Second, as I point out in a letter published in today’s Washington Post, the authors misrepresent how long it currently takes to get divorced. They leave readers with the impression that divorce is available on demand, by claiming that most states have “waiting periods” of six months or fewer. It’s true that in most states, once someone files for divorce, he or she isn’t required to wait long to get one. But what the authors leave out is that in many states, in order to file for a no-fault divorce in the first place, couples have to have lived “separate and apart” for months or even years. (No-fault divorce lets couples end their marriages without one spouse accusing the other of wrongdoing.) In other words, states already force couples to take plenty of time to decide whether they want to reconcile.
Sears and Doherty’s Second Chances Act would extend the wait even longer, requiring couples to weather a year-long waiting period after already satisfying their state’s statutory separation period.
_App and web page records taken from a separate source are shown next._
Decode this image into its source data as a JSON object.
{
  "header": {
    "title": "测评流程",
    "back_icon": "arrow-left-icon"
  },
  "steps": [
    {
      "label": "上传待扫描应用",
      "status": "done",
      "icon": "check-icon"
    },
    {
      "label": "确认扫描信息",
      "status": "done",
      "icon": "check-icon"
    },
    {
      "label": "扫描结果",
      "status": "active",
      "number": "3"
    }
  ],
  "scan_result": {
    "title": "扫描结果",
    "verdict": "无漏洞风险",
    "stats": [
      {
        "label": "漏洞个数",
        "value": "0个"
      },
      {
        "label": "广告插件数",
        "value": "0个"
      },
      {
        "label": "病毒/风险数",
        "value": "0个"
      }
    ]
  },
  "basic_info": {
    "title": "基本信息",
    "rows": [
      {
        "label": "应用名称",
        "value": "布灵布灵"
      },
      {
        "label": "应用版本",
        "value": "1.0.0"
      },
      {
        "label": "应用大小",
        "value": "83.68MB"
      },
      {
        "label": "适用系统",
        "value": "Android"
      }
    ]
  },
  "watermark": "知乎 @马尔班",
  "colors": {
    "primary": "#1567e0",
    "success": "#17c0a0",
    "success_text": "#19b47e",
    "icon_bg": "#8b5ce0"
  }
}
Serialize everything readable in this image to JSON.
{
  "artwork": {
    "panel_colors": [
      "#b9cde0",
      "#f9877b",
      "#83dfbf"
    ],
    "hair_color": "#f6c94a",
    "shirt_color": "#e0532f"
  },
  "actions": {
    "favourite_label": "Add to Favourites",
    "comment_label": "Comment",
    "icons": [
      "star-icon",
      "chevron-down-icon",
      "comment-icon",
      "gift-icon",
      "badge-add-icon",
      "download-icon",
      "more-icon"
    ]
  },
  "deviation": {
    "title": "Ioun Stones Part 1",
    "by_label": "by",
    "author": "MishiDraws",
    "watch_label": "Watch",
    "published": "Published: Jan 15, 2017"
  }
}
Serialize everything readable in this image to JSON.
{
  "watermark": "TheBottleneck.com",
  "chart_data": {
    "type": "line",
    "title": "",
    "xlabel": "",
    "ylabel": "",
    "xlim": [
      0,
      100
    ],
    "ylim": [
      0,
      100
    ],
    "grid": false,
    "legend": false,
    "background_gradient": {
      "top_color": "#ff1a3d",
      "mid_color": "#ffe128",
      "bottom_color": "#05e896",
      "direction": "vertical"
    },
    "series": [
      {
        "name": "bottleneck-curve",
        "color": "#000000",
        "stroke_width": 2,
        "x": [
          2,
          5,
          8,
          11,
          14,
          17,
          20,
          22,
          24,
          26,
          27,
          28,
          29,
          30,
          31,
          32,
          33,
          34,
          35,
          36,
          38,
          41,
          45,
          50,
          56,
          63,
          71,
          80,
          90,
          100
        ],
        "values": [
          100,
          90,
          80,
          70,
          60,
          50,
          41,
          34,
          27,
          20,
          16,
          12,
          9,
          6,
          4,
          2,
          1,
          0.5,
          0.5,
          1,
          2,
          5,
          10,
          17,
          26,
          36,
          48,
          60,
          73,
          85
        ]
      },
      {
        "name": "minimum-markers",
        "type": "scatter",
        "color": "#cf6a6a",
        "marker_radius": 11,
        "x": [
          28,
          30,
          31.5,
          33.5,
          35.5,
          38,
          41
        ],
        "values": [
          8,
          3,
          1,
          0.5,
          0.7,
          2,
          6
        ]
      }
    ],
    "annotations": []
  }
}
At best, this would leave families in prolonged limbo, preventing them from getting on with their post-divorce lives. At worst, the long wait after filing could encourage the 90 percent of couples unlikely to reconcile to run into court as quickly as possible. That’s hardly conducive to reconciliation.